At London's big demonstration on 13 October it became quite clear that this was not just a demonstration for peace. It was more a strange mixture of demonstrations for (or more likely against) all kinds of things: agreeing only on opposition to the bombing of Afghanistan (although some participants would probably have been happy about bombing many other targets, as long as the perpetrator wasn't the US or NATO). When we look at this issue globally, we need to be even more careful, as not every “anti”-war demonstration is really against war.
As war resisters, we need to emphasise and highlight the basic principles of opposing war: that our opposition cannot be relative or one-sided, and that we need to oppose all wars, and maintain the struggle for the removal of all causes of war. We can use the rich experience of over 80 years of War Resisters' International, while at the same time acknowledging that we probably have more questions than answers.
We need to take ourselves seriously when we state that “Confronted by President George W Bush with the choice: “If you are not with us, you are with the terrorists”, we choose a third option: nonviolence.” This includes dealing with our anger, and not turning it into hatred against the US, or whoever, and developing more creative responses. We not only need to oppose, we should also be able to resist.
From protest to resistance
Protest in itself is not enough - on two levels. On the one hand we need to ask ourselves about the relevance of protest as a sole means of registering opposition - of nice demonstrations through our cities and petitions to the power-holders - when at the same time the military machine continues to work smoothly and undisturbed.
Times of war should be times of resistance for those opposing war and not just of protest – nonviolent direct action against the military machine, calls for conscientious objection and desertion, and direct support to deserters and draft evaders, times of tax resistance and non-cooperation with what are essentially militarist administrations.

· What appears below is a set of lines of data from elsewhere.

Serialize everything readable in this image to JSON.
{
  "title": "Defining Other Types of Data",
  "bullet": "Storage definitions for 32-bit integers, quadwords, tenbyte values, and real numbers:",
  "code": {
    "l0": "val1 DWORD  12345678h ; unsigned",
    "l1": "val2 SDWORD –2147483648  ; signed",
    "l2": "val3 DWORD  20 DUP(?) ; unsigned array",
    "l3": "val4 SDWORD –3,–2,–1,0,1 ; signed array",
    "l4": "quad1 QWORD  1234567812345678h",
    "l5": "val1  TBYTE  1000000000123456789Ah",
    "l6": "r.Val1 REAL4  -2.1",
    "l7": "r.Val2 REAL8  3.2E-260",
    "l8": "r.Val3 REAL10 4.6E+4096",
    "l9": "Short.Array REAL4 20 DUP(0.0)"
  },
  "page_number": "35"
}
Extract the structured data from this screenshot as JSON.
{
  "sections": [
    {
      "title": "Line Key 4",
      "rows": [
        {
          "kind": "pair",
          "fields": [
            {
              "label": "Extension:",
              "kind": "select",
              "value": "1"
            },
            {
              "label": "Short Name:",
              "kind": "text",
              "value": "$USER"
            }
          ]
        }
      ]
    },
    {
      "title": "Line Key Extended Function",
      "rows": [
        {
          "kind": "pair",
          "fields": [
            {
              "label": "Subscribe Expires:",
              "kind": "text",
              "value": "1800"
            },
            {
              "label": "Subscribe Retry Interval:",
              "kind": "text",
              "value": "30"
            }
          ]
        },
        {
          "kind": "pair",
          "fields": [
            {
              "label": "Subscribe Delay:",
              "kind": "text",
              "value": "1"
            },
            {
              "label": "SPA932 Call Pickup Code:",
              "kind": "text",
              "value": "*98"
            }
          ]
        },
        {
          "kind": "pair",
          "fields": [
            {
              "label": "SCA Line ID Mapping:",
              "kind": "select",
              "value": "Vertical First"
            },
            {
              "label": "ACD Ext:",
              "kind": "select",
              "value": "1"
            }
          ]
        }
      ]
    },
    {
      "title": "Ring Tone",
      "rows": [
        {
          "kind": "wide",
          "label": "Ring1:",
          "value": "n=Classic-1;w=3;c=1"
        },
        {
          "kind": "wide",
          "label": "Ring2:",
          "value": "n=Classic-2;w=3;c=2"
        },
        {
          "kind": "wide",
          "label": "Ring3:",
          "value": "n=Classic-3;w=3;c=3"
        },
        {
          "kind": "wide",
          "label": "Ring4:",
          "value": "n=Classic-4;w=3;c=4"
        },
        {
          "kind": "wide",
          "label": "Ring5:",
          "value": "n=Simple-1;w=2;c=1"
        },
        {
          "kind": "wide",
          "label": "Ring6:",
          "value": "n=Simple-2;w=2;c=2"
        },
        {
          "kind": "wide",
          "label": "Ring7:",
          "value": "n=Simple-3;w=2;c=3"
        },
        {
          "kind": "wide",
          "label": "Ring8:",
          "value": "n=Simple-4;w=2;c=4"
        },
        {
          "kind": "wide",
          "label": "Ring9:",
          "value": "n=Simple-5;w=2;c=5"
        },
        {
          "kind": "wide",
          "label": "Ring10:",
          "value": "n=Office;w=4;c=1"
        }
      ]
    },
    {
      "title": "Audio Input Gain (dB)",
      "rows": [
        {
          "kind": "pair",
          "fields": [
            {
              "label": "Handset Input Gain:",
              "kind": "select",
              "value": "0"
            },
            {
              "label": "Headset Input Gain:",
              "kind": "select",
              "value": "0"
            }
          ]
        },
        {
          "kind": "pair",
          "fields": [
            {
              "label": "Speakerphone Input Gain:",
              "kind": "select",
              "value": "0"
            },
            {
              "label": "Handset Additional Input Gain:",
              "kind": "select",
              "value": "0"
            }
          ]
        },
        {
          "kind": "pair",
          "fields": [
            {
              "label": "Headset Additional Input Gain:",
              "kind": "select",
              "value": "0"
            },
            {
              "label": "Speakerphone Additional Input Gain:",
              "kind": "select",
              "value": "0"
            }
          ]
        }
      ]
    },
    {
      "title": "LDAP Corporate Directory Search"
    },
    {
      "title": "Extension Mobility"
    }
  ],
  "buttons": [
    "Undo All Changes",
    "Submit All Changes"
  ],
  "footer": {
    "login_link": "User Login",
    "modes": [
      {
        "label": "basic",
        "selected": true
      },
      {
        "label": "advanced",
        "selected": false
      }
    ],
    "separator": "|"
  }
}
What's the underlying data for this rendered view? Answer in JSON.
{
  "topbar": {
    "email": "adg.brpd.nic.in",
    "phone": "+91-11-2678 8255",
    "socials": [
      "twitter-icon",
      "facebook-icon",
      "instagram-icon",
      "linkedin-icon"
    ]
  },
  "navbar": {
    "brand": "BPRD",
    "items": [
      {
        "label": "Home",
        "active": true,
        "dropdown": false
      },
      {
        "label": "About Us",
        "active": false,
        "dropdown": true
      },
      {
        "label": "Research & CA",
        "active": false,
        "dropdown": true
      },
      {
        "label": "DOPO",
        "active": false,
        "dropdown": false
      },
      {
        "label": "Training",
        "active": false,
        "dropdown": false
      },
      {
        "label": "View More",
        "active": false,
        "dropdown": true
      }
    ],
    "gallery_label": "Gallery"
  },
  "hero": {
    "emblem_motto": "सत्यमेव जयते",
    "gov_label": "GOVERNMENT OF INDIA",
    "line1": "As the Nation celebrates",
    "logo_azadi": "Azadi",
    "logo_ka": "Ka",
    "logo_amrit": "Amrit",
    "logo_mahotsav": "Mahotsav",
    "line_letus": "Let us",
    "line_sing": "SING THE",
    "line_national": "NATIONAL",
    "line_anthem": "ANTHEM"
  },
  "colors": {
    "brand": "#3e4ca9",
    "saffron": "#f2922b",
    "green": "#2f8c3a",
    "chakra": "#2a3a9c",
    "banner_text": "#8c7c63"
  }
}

One of the most basic principles of nonviolence is that those in power depend on our consent and complicity in order to rule. When, if not now, is the time to make it very clear that this consent doesn’t exist? And how, if not through nonviolent direct action, can we do this?
On the other hand we need to ask ourselves one very important question: what comes after protest (and after resistance)? When this war is over - either because of our resistance, or because the warmongers achieved their aims - what will have changed? Whom do we approach and work with to move on? There are many people who would agree that we live in a world without social justice, but the causes of injustice are in dispute and even what we understand to mean by social justice. Since many people are not even aware that it means different things for different people and cultures, we can be fairly sure that there won't be any!
Ending the causes of war
What we now need to develop is long-term strategies for social justice on a global scale - and long- term strategies to deal with past injustices - not just of 11 September and the present “war on terrorism”, but with the injustice of global capitalism.
Dealing with these injustices needs to include not just talking about the “truth” - perhaps a variety of North-South truth commissions might be one idea to address this - but first and foremost to stop these injustices from continuing. It means a radical change.
Otherwise the end of the “war on terrorism” - whenever it may be - will merely be the beginning of a new “pre-war” period.